For the kingdom of God is not food and drink but justice and peace and joy in the Holy Spirit.

Rom 14:17

What it is:

If peace is a state where everyone and everything is in right relationship to everyone and everything else, justice is the process whereby that state can be reached. It’s a complex process, and it’s a complex word. 

When we use a Maori value like “Rangatiratanga” on this site, you’ll see we link it with a number of English words. That’s because there is no one English word that encompasses the shades of meaning understood by rangatiratanga. Our New Testament was translated from the Greek, which in turn translated the Aramaic of Jesus and Hebrew of the Old Testament –  all of which had different shades of meaning attached to the word we translate “justice”. You can see how complicated it gets! But if we hold these words together in a word cloud, we begin to get an idea of what the concept of justice can cover.

What it isn’t

Justice does not mean “an eye for an eye and a tooth for a tooth” – not since Old Testament times, anyway, and even then it was more complex than that sounds! Justice is not vengeance or retribution. It is not necessarily punitive. Nor is justice the same as equality or even equity. Justice does not just treat everyone equally or ensure everyone has access to similar benefits (although both those things are part of justice). Justice also addresses the root causes of injustice.

What makes this a Christian value?

The people of the Hebrew Scriptures (Old Testament) regularly cry out to God for justice. What they mean by “justice” is that those who are oppressed will be set free, the poor will be given food to eat, those who have been wronged will have the wrong put right. It is not so much a legal concept as the putting right of things that are wrong.

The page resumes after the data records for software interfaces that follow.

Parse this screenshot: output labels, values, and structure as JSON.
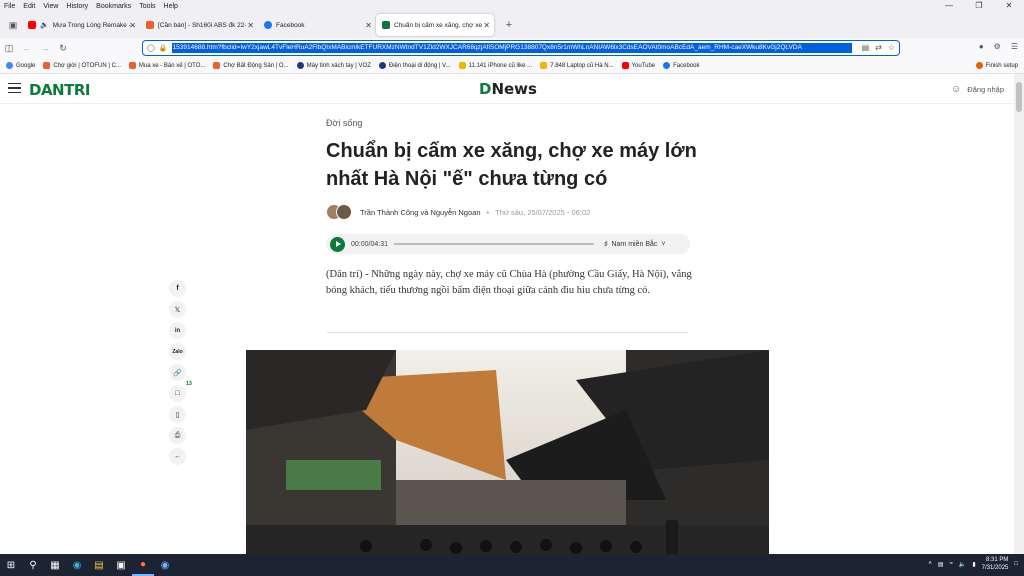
{
  "menu": [
    "File",
    "Edit",
    "View",
    "History",
    "Bookmarks",
    "Tools",
    "Help"
  ],
  "tabs": [
    {
      "label": "Mưa Trong Lòng Remake -",
      "color": "#ff0000",
      "active": false
    },
    {
      "label": "[Cần bán] - Sh160i ABS đk 22-1",
      "color": "#e8622a",
      "active": false
    },
    {
      "label": "Facebook",
      "color": "#1877f2",
      "active": false
    },
    {
      "label": "Chuẩn bị cấm xe xăng, chợ xe m",
      "color": "#0b7a3b",
      "active": true
    }
  ],
  "url": "153914688.htm?fbclid=IwY2xjawL4TvFleHRuA2FlbQIxMABicmlkETFURXMzNWtndTV1Zld2WXJCAR68qzjAfiSOMjPRG138807Qx8n5r1mWhLnANIAW6lx3CdsEAOVAt0moABcEdA_aem_RHM-caeXWku8KvGj2QLVDA",
  "bookmarks": [
    {
      "label": "Google",
      "color": "#4285f4"
    },
    {
      "label": "Chợ giời | OTOFUN | C...",
      "color": "#e8622a"
    },
    {
      "label": "Mua xe - Bán xế | OTO...",
      "color": "#e8622a"
    },
    {
      "label": "Chợ Bất Động Sản | O...",
      "color": "#e8622a"
    },
    {
      "label": "Máy tính xách tay | VOZ",
      "color": "#1a3c7a"
    },
    {
      "label": "Điện thoại di động | V...",
      "color": "#1a3c7a"
    },
    {
      "label": "11.141 iPhone cũ like ...",
      "color": "#f5b400"
    },
    {
      "label": "7.848 Laptop cũ Hà N...",
      "color": "#f5b400"
    },
    {
      "label": "YouTube",
      "color": "#ff0000"
    },
    {
      "label": "Facebook",
      "color": "#1877f2"
    }
  ],
  "finish_setup": "Finish setup",
  "site": {
    "logo_left": "DANTRI",
    "logo_center_d": "D",
    "logo_center_news": "News",
    "login": "Đăng nhập"
  },
  "article": {
    "category": "Đời sống",
    "title": "Chuẩn bị cấm xe xăng, chợ xe máy lớn nhất Hà Nội \"ế\" chưa từng có",
    "authors": "Trần Thành Công và Nguyễn Ngoan",
    "time": "Thứ sáu, 25/07/2025 - 06:02",
    "audio_time": "00:00/04:31",
    "audio_voice": "Nam miền Bắc",
    "sapo": "(Dân trí) - Những ngày này, chợ xe máy cũ Chùa Hà (phường Cầu Giấy, Hà Nội), vắng bóng khách, tiểu thương ngồi bấm điện thoại giữa cảnh đìu hiu chưa từng có."
  },
  "share": {
    "zalo": "Zalo",
    "comments": "13"
  },
  "clock": {
    "time": "8:31 PM",
    "date": "7/31/2025"
  }
}
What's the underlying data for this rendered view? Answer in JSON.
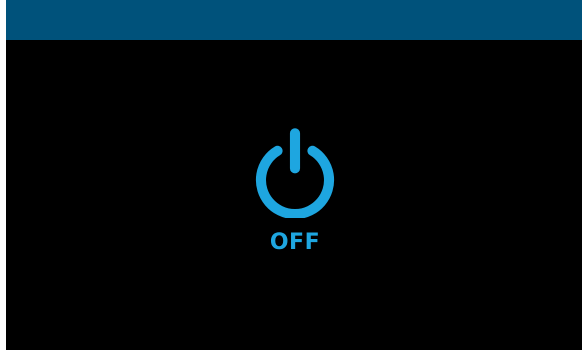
{
  "header": {
    "color": "#00527b"
  },
  "power": {
    "state_label": "OFF",
    "icon": "power-icon",
    "accent_color": "#1ea6e0"
  },
  "background_color": "#000000"
}
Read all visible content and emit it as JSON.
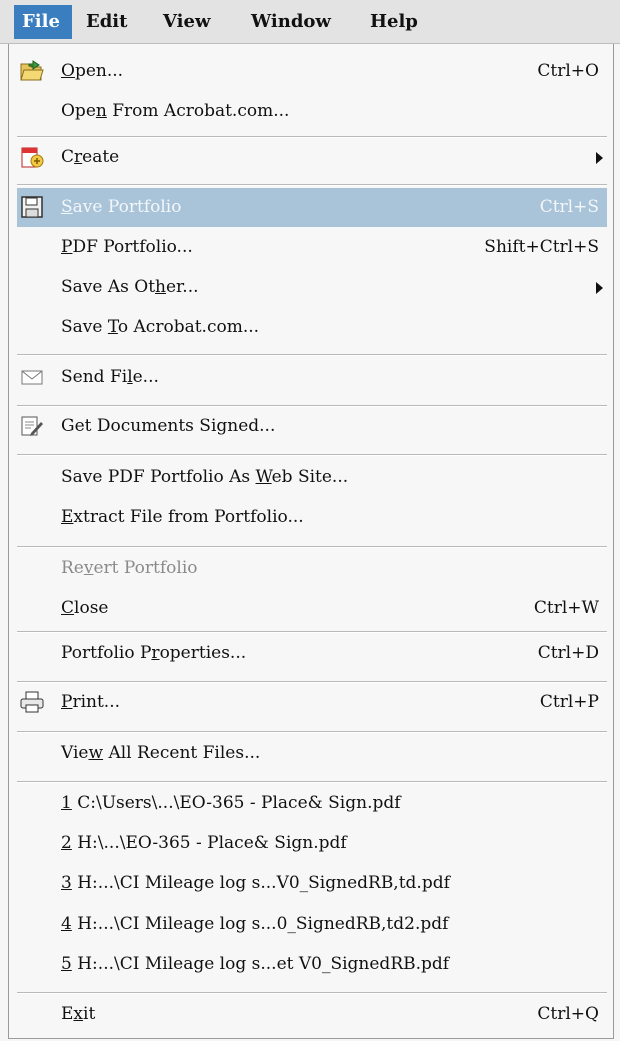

Through both the Old and New Testaments it is inextricably linked with “righteousness” – being in right relationship with God. This in turn connects to the Biblical hope of peace, which is founded on right relationships.

Christian justice demands love, forgiveness, and a willingness to suffer for the sake of others if necessary. It demands attention to those who are normally overlooked, and a challenging of unjust structures as well as personal responses to individual injustices.